Electric power to the people?
Healy, Councilor at odds on ‘muni’

By Janice O’Leary, Globe Correspondent | February 12, 2006

A city councilor’s push for Cambridge to own an electric utility in order to improve service and cut rates has gotten a cool response from City Manager Robert Healy.

At the request of Councilor Henrietta Davis, Healy issued a report recently analyzing the costs of becoming a municipal power company, or “muni.” The report estimated that the move would cost $200 million to $250 million in the first three years, which would include acquisition, fees, specialized vehicles, and ongoing maintenance.

In his memo to the City Council late last month, Healy stated, “The capital expenditure required to own and operate a municipal power company would greatly impact the city’s capacity to continue or commence other necessary capital projects and would, in all likelihood, have a negative impact on the city’s bond rating. I am not recommending that the city pursue this option.”

But Davis, who chairs the Cable TV, Telecommunications and Public Utilities Committee, said in an interview that the report “looks at the issue too narrowly.”

“You can tell the opinion behind the numbers,” she said.

“Right now might be the appropriate time for every municipality to look at the energy issue,” she said, citing national concern over dependency on oil and finding alternative energy sources. “Big utilities aren’t moving toward renewable energy, and that’s not in the public’s best interests.”

The city purchases its electricity from TransCanada, an option not available to residents, who must use NStar, which raised its rates on Jan. 1. “Our next step is to look into the issue more carefully,” Davis said. “We don’t yet know the right role for the city. It might be contracting with a producer of energy, such as a windmill or a plant. Or it may be the right role is just to purchase energy ourselves. Then it’s just a matter of sitting in an office and buying energy on the market.

“In the past, utilities have met our citizens’ needs. Now they’re not.” As an example, she gave the city’s experience with purchasing street lamps. “A year ago we had been having the worst service for our street lights,” Davis said. “On any given night 300 lights were out. NStar wasn’t replacing them effectively, so we bought them.

“Service vastly improved right away. The city could fulfill requests within a few days. It’s simple now. Isn’t that the way it’s supposed to work?”

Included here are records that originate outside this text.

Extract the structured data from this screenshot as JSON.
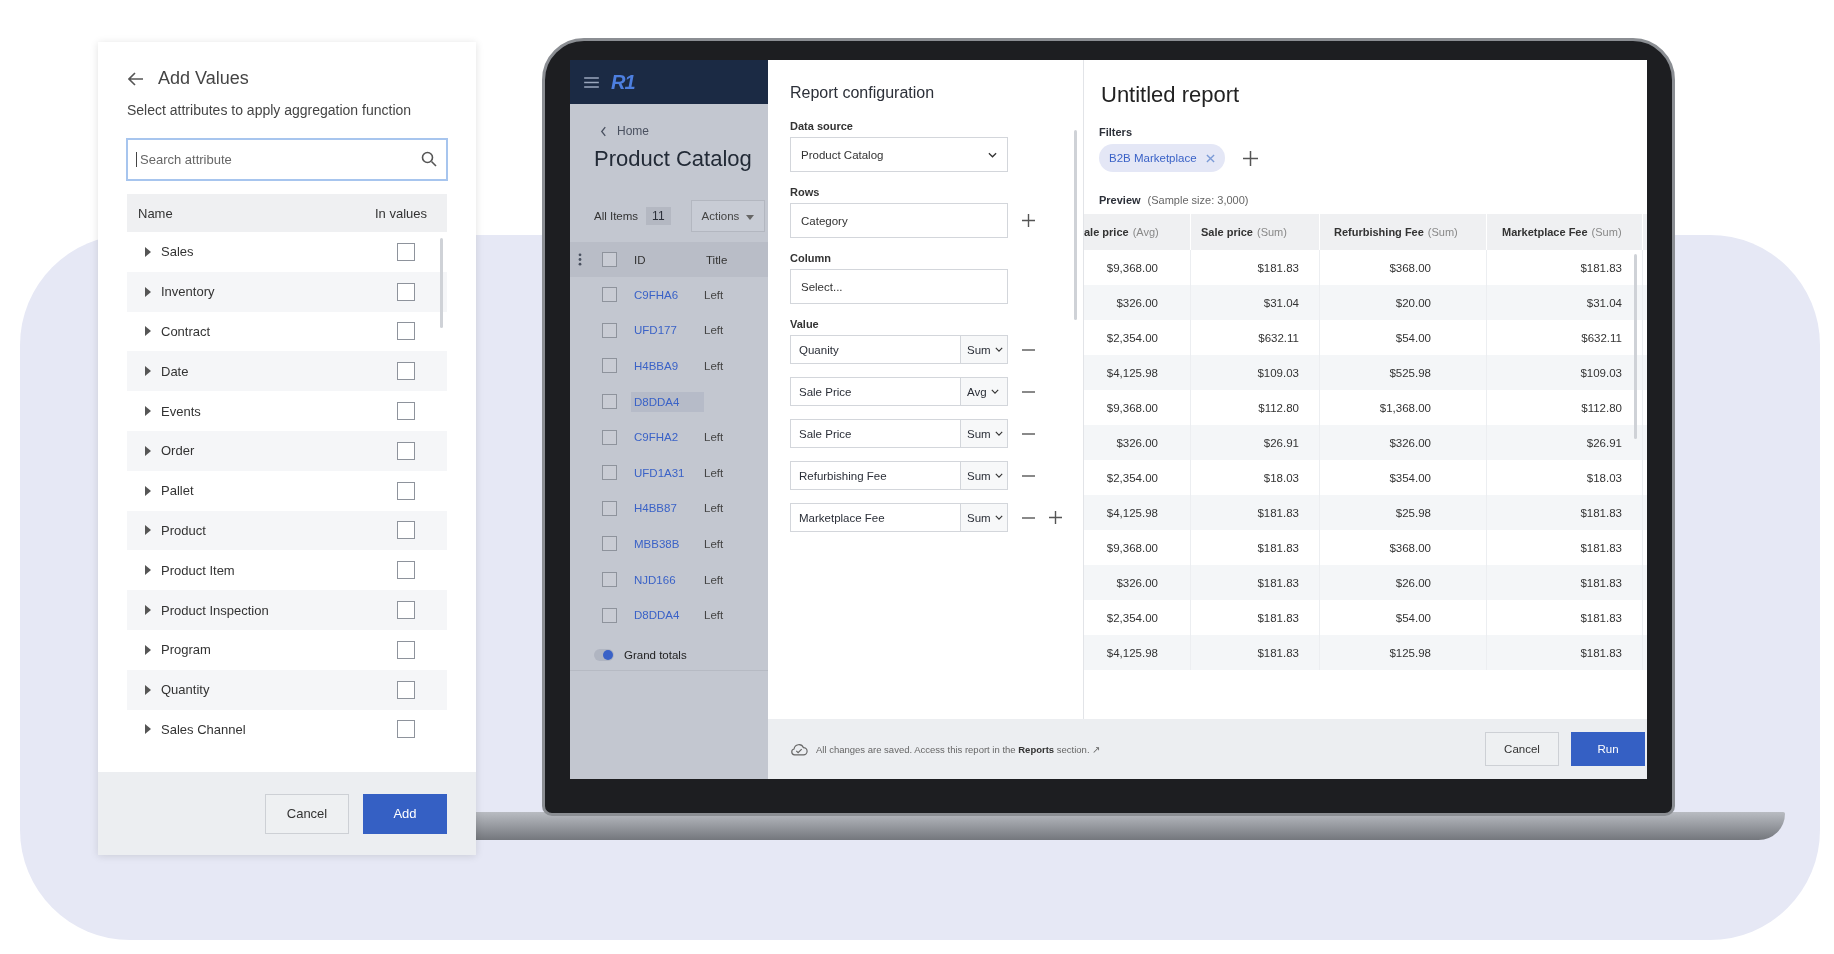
{
  "add_values_panel": {
    "title": "Add Values",
    "subtitle": "Select attributes to apply aggregation function",
    "search": {
      "placeholder": "Search attribute",
      "focused": true
    },
    "columns": [
      "Name",
      "In values"
    ],
    "attributes": [
      {
        "name": "Sales",
        "expanded": false,
        "checked": false
      },
      {
        "name": "Inventory",
        "expanded": false,
        "checked": false
      },
      {
        "name": "Contract",
        "expanded": false,
        "checked": false
      },
      {
        "name": "Date",
        "expanded": false,
        "checked": false
      },
      {
        "name": "Events",
        "expanded": false,
        "checked": false
      },
      {
        "name": "Order",
        "expanded": false,
        "checked": false
      },
      {
        "name": "Pallet",
        "expanded": false,
        "checked": false
      },
      {
        "name": "Product",
        "expanded": false,
        "checked": false
      },
      {
        "name": "Product Item",
        "expanded": false,
        "checked": false
      },
      {
        "name": "Product Inspection",
        "expanded": false,
        "checked": false
      },
      {
        "name": "Program",
        "expanded": false,
        "checked": false
      },
      {
        "name": "Quantity",
        "expanded": false,
        "checked": false
      },
      {
        "name": "Sales Channel",
        "expanded": false,
        "checked": false
      }
    ],
    "buttons": {
      "cancel": "Cancel",
      "add": "Add"
    }
  },
  "app": {
    "logo": "R1",
    "breadcrumb": "Home",
    "page_title": "Product Catalog",
    "view": {
      "label": "All Items",
      "count": "11"
    },
    "actions": "Actions",
    "table": {
      "all_checked": false,
      "columns": [
        "ID",
        "Title"
      ],
      "rows": [
        {
          "id": "C9FHA6",
          "title": "Left",
          "checked": false,
          "selected": false
        },
        {
          "id": "UFD177",
          "title": "Left",
          "checked": false,
          "selected": false
        },
        {
          "id": "H4BBA9",
          "title": "Left",
          "checked": false,
          "selected": false
        },
        {
          "id": "D8DDA4",
          "checked": false,
          "selected": true
        },
        {
          "id": "C9FHA2",
          "title": "Left",
          "checked": false,
          "selected": false
        },
        {
          "id": "UFD1A31",
          "title": "Left",
          "checked": false,
          "selected": false
        },
        {
          "id": "H4BB87",
          "title": "Left",
          "checked": false,
          "selected": false
        },
        {
          "id": "MBB38B",
          "title": "Left",
          "checked": false,
          "selected": false
        },
        {
          "id": "NJD166",
          "title": "Left",
          "checked": false,
          "selected": false
        },
        {
          "id": "D8DDA4",
          "title": "Left",
          "checked": false,
          "selected": false
        }
      ]
    },
    "grand_totals": {
      "label": "Grand totals",
      "on": true
    }
  },
  "report_configuration": {
    "title": "Report configuration",
    "data_source": {
      "label": "Data source",
      "value": "Product Catalog"
    },
    "rows": {
      "label": "Rows",
      "value": "Category"
    },
    "column": {
      "label": "Column",
      "placeholder": "Select..."
    },
    "value": {
      "label": "Value",
      "items": [
        {
          "attribute": "Quanity",
          "aggregation": "Sum",
          "show_add": false
        },
        {
          "attribute": "Sale Price",
          "aggregation": "Avg",
          "show_add": false
        },
        {
          "attribute": "Sale Price",
          "aggregation": "Sum",
          "show_add": false
        },
        {
          "attribute": "Refurbishing Fee",
          "aggregation": "Sum",
          "show_add": false
        },
        {
          "attribute": "Marketplace Fee",
          "aggregation": "Sum",
          "show_add": true
        }
      ]
    },
    "save_message": "All changes are saved. Access this report in the **Reports** section.",
    "save_link_icon": "↗"
  },
  "report": {
    "title": "Untitled report",
    "filters_label": "Filters",
    "filters": [
      {
        "label": "B2B Marketplace"
      }
    ],
    "preview_label": "Preview",
    "sample_size": "(Sample size: 3,000)",
    "columns": [
      {
        "name": "ale price",
        "aggregation": "(Avg)"
      },
      {
        "name": "Sale price",
        "aggregation": "(Sum)"
      },
      {
        "name": "Refurbishing Fee",
        "aggregation": "(Sum)"
      },
      {
        "name": "Marketplace Fee",
        "aggregation": "(Sum)"
      }
    ],
    "rows": [
      [
        "$9,368.00",
        "$181.83",
        "$368.00",
        "$181.83"
      ],
      [
        "$326.00",
        "$31.04",
        "$20.00",
        "$31.04"
      ],
      [
        "$2,354.00",
        "$632.11",
        "$54.00",
        "$632.11"
      ],
      [
        "$4,125.98",
        "$109.03",
        "$525.98",
        "$109.03"
      ],
      [
        "$9,368.00",
        "$112.80",
        "$1,368.00",
        "$112.80"
      ],
      [
        "$326.00",
        "$26.91",
        "$326.00",
        "$26.91"
      ],
      [
        "$2,354.00",
        "$18.03",
        "$354.00",
        "$18.03"
      ],
      [
        "$4,125.98",
        "$181.83",
        "$25.98",
        "$181.83"
      ],
      [
        "$9,368.00",
        "$181.83",
        "$368.00",
        "$181.83"
      ],
      [
        "$326.00",
        "$181.83",
        "$26.00",
        "$181.83"
      ],
      [
        "$2,354.00",
        "$181.83",
        "$54.00",
        "$181.83"
      ],
      [
        "$4,125.98",
        "$181.83",
        "$125.98",
        "$181.83"
      ]
    ],
    "buttons": {
      "cancel": "Cancel",
      "run": "Run"
    }
  }
}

An NStar spokeswoman, Caroline Allen, said in an e-mail that while “existing municipal electric departments generally do have lower rates” than private utilities, it is because municipalities, “don’t have renewable energy surcharges, energy efficiency programs to pay into, low-income discounts, or property taxes to pay for.”

“Because there has not been a new muni created in nearly a hundred years, there’s no way of knowing if their rates would be lower,” she said. “There are several unknowns, including how much it will cost them to purchase the infrastructure, buy the power from the market, set up a call center, hire and train employees, and maybe make capital improvements to the equipment that we were going to make.”

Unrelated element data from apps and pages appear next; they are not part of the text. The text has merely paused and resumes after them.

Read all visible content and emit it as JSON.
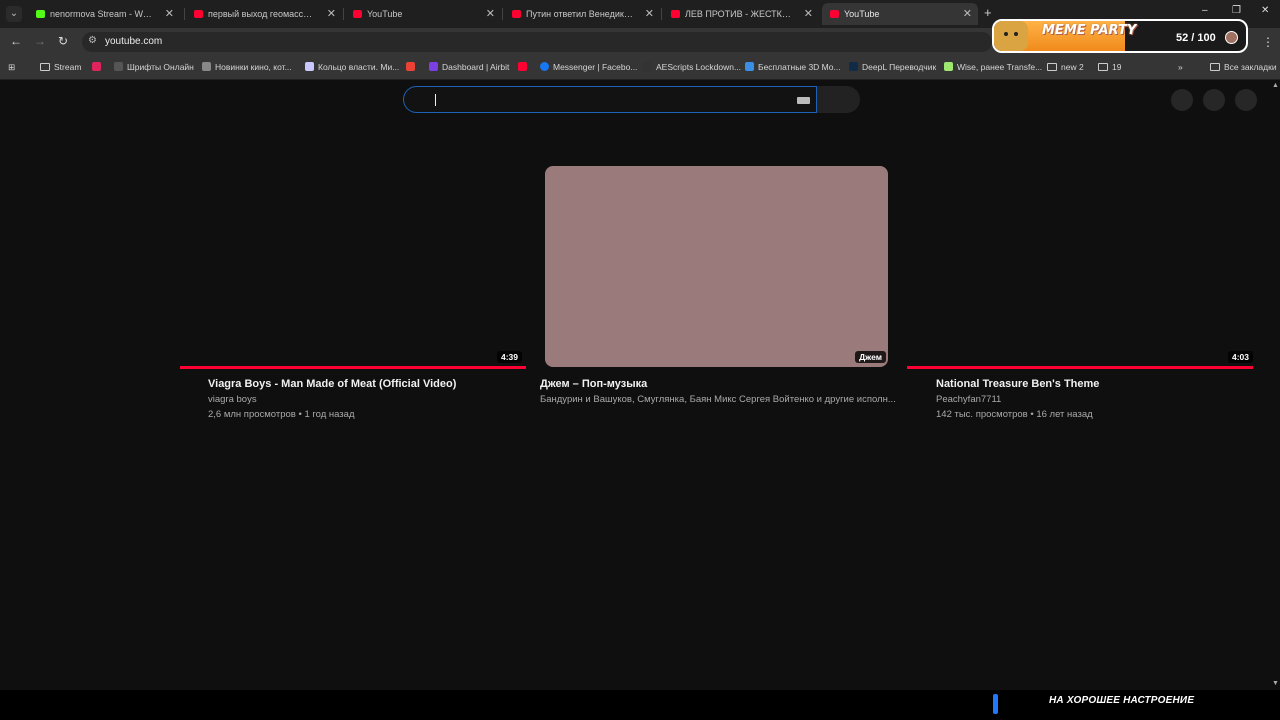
{
  "tabs": [
    {
      "title": "nenormova Stream - Watch Live",
      "favicon": "kick-icon"
    },
    {
      "title": "первый выход геомассыча - YouTube",
      "favicon": "youtube-icon"
    },
    {
      "title": "YouTube",
      "favicon": "youtube-icon"
    },
    {
      "title": "Путин ответил Венедиктову - YouTube",
      "favicon": "youtube-icon"
    },
    {
      "title": "ЛЕВ ПРОТИВ - ЖЕСТКИЙ ТРЭШ",
      "favicon": "youtube-icon"
    },
    {
      "title": "YouTube",
      "favicon": "youtube-icon",
      "active": true
    }
  ],
  "address_bar": {
    "url": "youtube.com"
  },
  "bookmarks": [
    {
      "label": "Stream",
      "icon": "folder-icon"
    },
    {
      "label": "",
      "icon": "app-icon"
    },
    {
      "label": "Шрифты Онлайн",
      "icon": "font-icon"
    },
    {
      "label": "Новинки кино, кот...",
      "icon": "film-icon"
    },
    {
      "label": "Кольцо власти. Ми...",
      "icon": "r-icon"
    },
    {
      "label": "",
      "icon": "gmail-icon"
    },
    {
      "label": "Dashboard | Airbit",
      "icon": "airbit-icon"
    },
    {
      "label": "",
      "icon": "youtube-icon"
    },
    {
      "label": "Messenger | Facebo...",
      "icon": "facebook-icon"
    },
    {
      "label": "AEScripts Lockdown...",
      "icon": "aescripts-icon"
    },
    {
      "label": "Бесплатные 3D Mo...",
      "icon": "3d-icon"
    },
    {
      "label": "DeepL Переводчик",
      "icon": "deepl-icon"
    },
    {
      "label": "Wise, ранее Transfe...",
      "icon": "wise-icon"
    },
    {
      "label": "new 2",
      "icon": "folder-icon"
    },
    {
      "label": "19",
      "icon": "folder-icon"
    }
  ],
  "bookmarks_overflow": "»",
  "all_bookmarks": "Все закладки",
  "meme_party": {
    "title": "MEME PARTY",
    "score": "52 / 100",
    "progress": 0.52
  },
  "search": {
    "placeholder": ""
  },
  "videos": [
    {
      "title": "Viagra Boys - Man Made of Meat (Official Video)",
      "channel": "viagra boys",
      "stats": "2,6 млн просмотров • 1 год назад",
      "duration": "4:39",
      "watched": 1.0
    },
    {
      "title": "Джем – Поп-музыка",
      "channel": "Бандурин и Вашуков, Смуглянка, Баян Микс Сергея Войтенко и другие исполн...",
      "stats": "",
      "duration": "Джем",
      "watched": 0
    },
    {
      "title": "National Treasure Ben's Theme",
      "channel": "Peachyfan7711",
      "stats": "142 тыс. просмотров • 16 лет назад",
      "duration": "4:03",
      "watched": 1.0
    }
  ],
  "bottom_banner": "НА ХОРОШЕЕ НАСТРОЕНИЕ",
  "colors": {
    "background": "#0f0f0f",
    "accent": "#ff0033",
    "search_focus": "#1c62b9"
  }
}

Davis acknowledges that starting a muni wouldn’t be easy. “Money will be the big obstacle,” she said. “It may turn out that we’re better off doing something completely different, such as creating a public authority. There are many models to consider.”

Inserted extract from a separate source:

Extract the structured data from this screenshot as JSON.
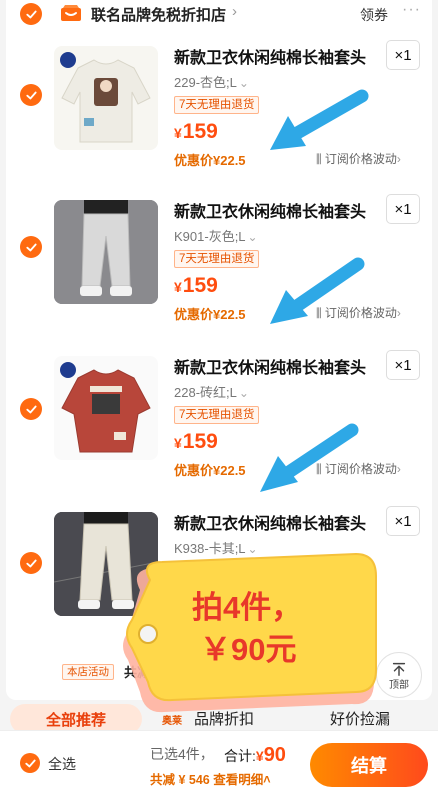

Among those models are 41 Massachusetts communities that already own their own electric power, including Braintree, Concord, and Wellesley, all of which purchased their utilities before 1926, according to the Massachusetts Alliance for Municipal Electric Choice.
That organization has found that on average, municipal rates are 24 percent cheaper than those charged by private utilities, said Patrick Mehr, statewide coordinator for the program, who shared the findings with city councilors.

The issue of starting a municipal power company could be moot if a bill currently before the state Legislature doesn’t pass. The bill would ease rules for starting a municipal light plant and create much-needed competition, said Mehr.